"A Moment of Science" aired its first episode Feb. 28, 1988. Thirty years later, the program is still produced out of the Radio-Television building on the Indiana University Bloomington campus and continues its mission to inform the public about science in an exciting, engaging way.
"We like to get things that a lot of times people can relate to in their lives, even if we're talking about a star 45 million or billion miles away, which is kind of hard to relate to in your life," Glass said. "But it sort of puts things in perspective."
Glass currently co-hosts the show with Yael Ksander, who joined in 2000. She recounted the show's immediate success when it first aired.
The program was always intended to be picked up by other NPR stations, but the original "A Moment of Science" team didn't realize how quickly that would happen, Ksander said.
"The program really exploded," she said. "It went over lots of stations around the country and internationally. It was on ships at sea. It was on Armed Forces Radio. It was really all over the place."
Glass and Ksander credit the program's writing and heart for its success. The short clips of science facts aren't simply presented as such. They're set up in funny scenarios that are personable and accessible: stories in which the pair is on an expedition to the North Pole, for example, or in which Glass hasn't slept for three days and begins to snore on the air.
The clips may be short, but coming up with content -- enough to fill 30 years of broadcasts, now -- takes time. Each episode is written with the input of a scientist for accuracy.
"You've got to research it, you've got to write it, you've got to revise it," Glass said. "And then you have to get it the way you want it, and I have to go through it, and every script is sent out to a scientist in that particular area so they can look it over to make sure that it's technically accurate."
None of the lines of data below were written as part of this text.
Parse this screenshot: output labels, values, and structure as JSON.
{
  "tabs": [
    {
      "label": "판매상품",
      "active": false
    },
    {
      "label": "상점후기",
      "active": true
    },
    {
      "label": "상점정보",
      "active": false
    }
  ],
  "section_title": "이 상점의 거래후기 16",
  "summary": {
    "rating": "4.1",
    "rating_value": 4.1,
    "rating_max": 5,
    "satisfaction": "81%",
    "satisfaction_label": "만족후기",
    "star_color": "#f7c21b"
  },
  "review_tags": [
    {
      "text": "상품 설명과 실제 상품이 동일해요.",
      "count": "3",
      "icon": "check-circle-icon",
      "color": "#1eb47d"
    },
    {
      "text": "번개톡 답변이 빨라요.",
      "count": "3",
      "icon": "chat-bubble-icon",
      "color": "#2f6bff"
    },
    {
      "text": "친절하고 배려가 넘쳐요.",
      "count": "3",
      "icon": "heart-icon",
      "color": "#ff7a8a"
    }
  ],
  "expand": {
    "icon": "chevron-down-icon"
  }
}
The show's sound engineer Mike Paskash, who has been responsible for recording and editing 5,600 of the 7,800 episodes of the show, said the buzz about the show continued after the initial splash thanks to the consistent content and witty hosts.
"I think the longevity of the program is mainly due to the fact that its format has not changed at all over the years," Paskash said. "Don and Yael are a lot of fun to work with, and I'm on board for 30 more years!"
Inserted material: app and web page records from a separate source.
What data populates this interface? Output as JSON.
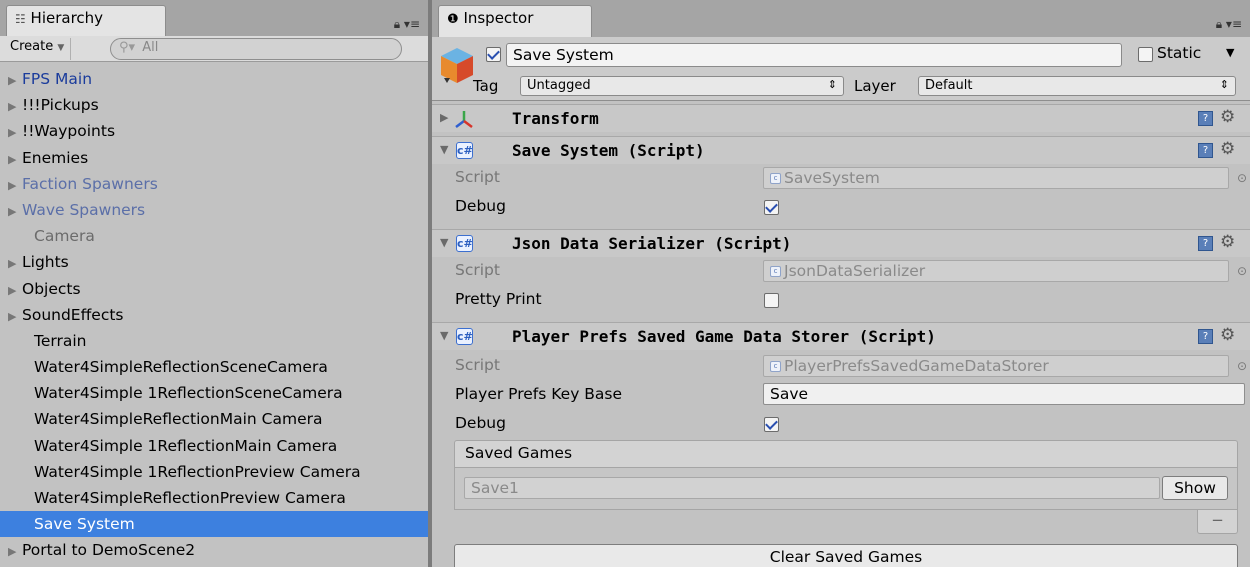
{
  "hierarchy": {
    "tab_label": "Hierarchy",
    "create_label": "Create",
    "search_placeholder": "All",
    "items": [
      {
        "label": "FPS Main",
        "arrow": true,
        "style": "prefab"
      },
      {
        "label": "!!!Pickups",
        "arrow": true,
        "style": "normal"
      },
      {
        "label": "!!Waypoints",
        "arrow": true,
        "style": "normal"
      },
      {
        "label": "Enemies",
        "arrow": true,
        "style": "normal"
      },
      {
        "label": "Faction Spawners",
        "arrow": true,
        "style": "prefab-dim"
      },
      {
        "label": "Wave Spawners",
        "arrow": true,
        "style": "prefab-dim"
      },
      {
        "label": "Camera",
        "arrow": false,
        "style": "inactive"
      },
      {
        "label": "Lights",
        "arrow": true,
        "style": "normal"
      },
      {
        "label": "Objects",
        "arrow": true,
        "style": "normal"
      },
      {
        "label": "SoundEffects",
        "arrow": true,
        "style": "normal"
      },
      {
        "label": "Terrain",
        "arrow": false,
        "style": "normal"
      },
      {
        "label": "Water4SimpleReflectionSceneCamera",
        "arrow": false,
        "style": "normal"
      },
      {
        "label": "Water4Simple 1ReflectionSceneCamera",
        "arrow": false,
        "style": "normal"
      },
      {
        "label": "Water4SimpleReflectionMain Camera",
        "arrow": false,
        "style": "normal"
      },
      {
        "label": "Water4Simple 1ReflectionMain Camera",
        "arrow": false,
        "style": "normal"
      },
      {
        "label": "Water4Simple 1ReflectionPreview Camera",
        "arrow": false,
        "style": "normal"
      },
      {
        "label": "Water4SimpleReflectionPreview Camera",
        "arrow": false,
        "style": "normal"
      },
      {
        "label": "Save System",
        "arrow": false,
        "style": "selected"
      },
      {
        "label": "Portal to DemoScene2",
        "arrow": true,
        "style": "normal"
      }
    ]
  },
  "inspector": {
    "tab_label": "Inspector",
    "object": {
      "name": "Save System",
      "active": true,
      "static_label": "Static",
      "tag_label": "Tag",
      "tag_value": "Untagged",
      "layer_label": "Layer",
      "layer_value": "Default"
    },
    "components": {
      "transform": {
        "title": "Transform"
      },
      "save_system": {
        "title": "Save System (Script)",
        "script_label": "Script",
        "script_value": "SaveSystem",
        "debug_label": "Debug",
        "debug_value": true
      },
      "json_serializer": {
        "title": "Json Data Serializer (Script)",
        "script_label": "Script",
        "script_value": "JsonDataSerializer",
        "pretty_label": "Pretty Print",
        "pretty_value": false
      },
      "player_prefs": {
        "title": "Player Prefs Saved Game Data Storer (Script)",
        "script_label": "Script",
        "script_value": "PlayerPrefsSavedGameDataStorer",
        "key_base_label": "Player Prefs Key Base",
        "key_base_value": "Save",
        "debug_label": "Debug",
        "debug_value": true,
        "saved_games_label": "Saved Games",
        "saved_games": [
          {
            "name": "Save1",
            "button": "Show"
          }
        ],
        "remove_label": "−",
        "clear_label": "Clear Saved Games"
      }
    }
  },
  "colors": {
    "selection": "#3d80df",
    "prefab_text": "#1b3c9c",
    "panel_bg": "#c2c2c2"
  },
  "icons": {
    "hierarchy_tab": "hierarchy-list-icon",
    "inspector_tab": "info-icon",
    "lock": "lock-icon",
    "menu": "panel-menu-icon",
    "component_script": "csharp-script-icon",
    "transform": "transform-axes-icon",
    "help": "help-book-icon",
    "gear": "gear-icon"
  }
}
Glass and Ksander have busy lives outside the recording studio -- Glass is retired but is an interpretive naturalist at Brown County State Park, a mandolin player, an avid birdwatcher and a volunteer firefighter for Benton Township fire station; Ksander is a writer and editor for the School of Global and International Studies -- but their involvement and investment in "A Moment of Science" has remained constant.
Ksander recalled when Glass told her ominously in 2004 that big changes were coming: He was going to retire. But he couldn't pull himself away from the show
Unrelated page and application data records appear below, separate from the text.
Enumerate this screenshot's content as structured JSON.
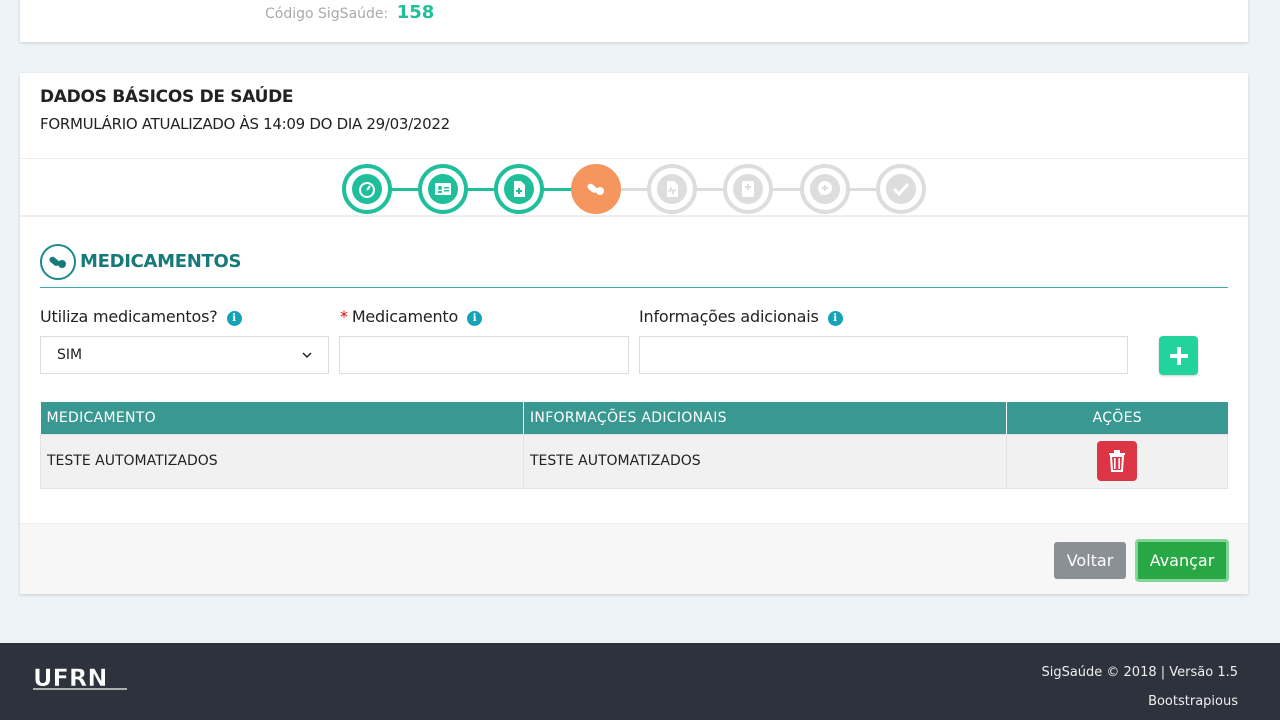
{
  "top": {
    "codigo_label": "Código SigSaúde:",
    "codigo_value": "158"
  },
  "card": {
    "title": "DADOS BÁSICOS DE SAÚDE",
    "subtitle": "FORMULÁRIO ATUALIZADO ÀS 14:09 DO DIA 29/03/2022"
  },
  "stepper": {
    "steps": [
      {
        "icon": "dashboard-gauge-icon",
        "status": "done"
      },
      {
        "icon": "id-card-icon",
        "status": "done"
      },
      {
        "icon": "document-plus-icon",
        "status": "done"
      },
      {
        "icon": "pills-icon",
        "status": "active"
      },
      {
        "icon": "medical-report-icon",
        "status": "pending"
      },
      {
        "icon": "medical-book-icon",
        "status": "pending"
      },
      {
        "icon": "comment-plus-icon",
        "status": "pending"
      },
      {
        "icon": "check-double-icon",
        "status": "pending"
      }
    ],
    "colors": {
      "done": "#1fbf9b",
      "active": "#f6965f",
      "pending": "#dddddd"
    }
  },
  "section": {
    "title": "MEDICAMENTOS",
    "icon": "pills-icon"
  },
  "form": {
    "utiliza_label": "Utiliza medicamentos?",
    "utiliza_value": "SIM",
    "medicamento_required": "*",
    "medicamento_label": "Medicamento",
    "medicamento_value": "",
    "info_label": "Informações adicionais",
    "info_value": "",
    "info_icon_glyph": "i"
  },
  "table": {
    "headers": [
      "MEDICAMENTO",
      "INFORMAÇÕES ADICIONAIS",
      "AÇÕES"
    ],
    "rows": [
      {
        "medicamento": "TESTE AUTOMATIZADOS",
        "informacoes": "TESTE AUTOMATIZADOS"
      }
    ]
  },
  "actions": {
    "voltar": "Voltar",
    "avancar": "Avançar"
  },
  "footer": {
    "logo": "UFRN",
    "copyright": "SigSaúde © 2018 | Versão 1.5",
    "credit": "Bootstrapious"
  }
}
"I thought things were going to change drastically," Ksander said. "And guess what? Next week, same drill."
Forcing yourself to remain inquisitive and alive is a huge part of what we do.Yael Ksander
Platforms have changed over time. The ubiquity of podcasts has brought on new listeners and new opportunities for accessibility, as "A Moment of Science" fans can now tune in at their leisure.
But the writing, planning and recording process looks very much the same as it did 30 years ago.
"My life is radio," Glass said. "It's what I've always done. As long as radio exists, that's what I want to do. But if it works well for radio, it'll work well for the internet. That's pretty simple."
Glass thinks listeners appreciate the show so much because they enjoy things they can understand. People who aren't surrounded by nature don't understand it, so they don't appreciate it, but with exposure they can build an interest.
Ksander agrees. The show is all about sustaining wonder and curiosity.
"Forcing yourself to remain inquisitive and alive is a huge part of what we do," she said.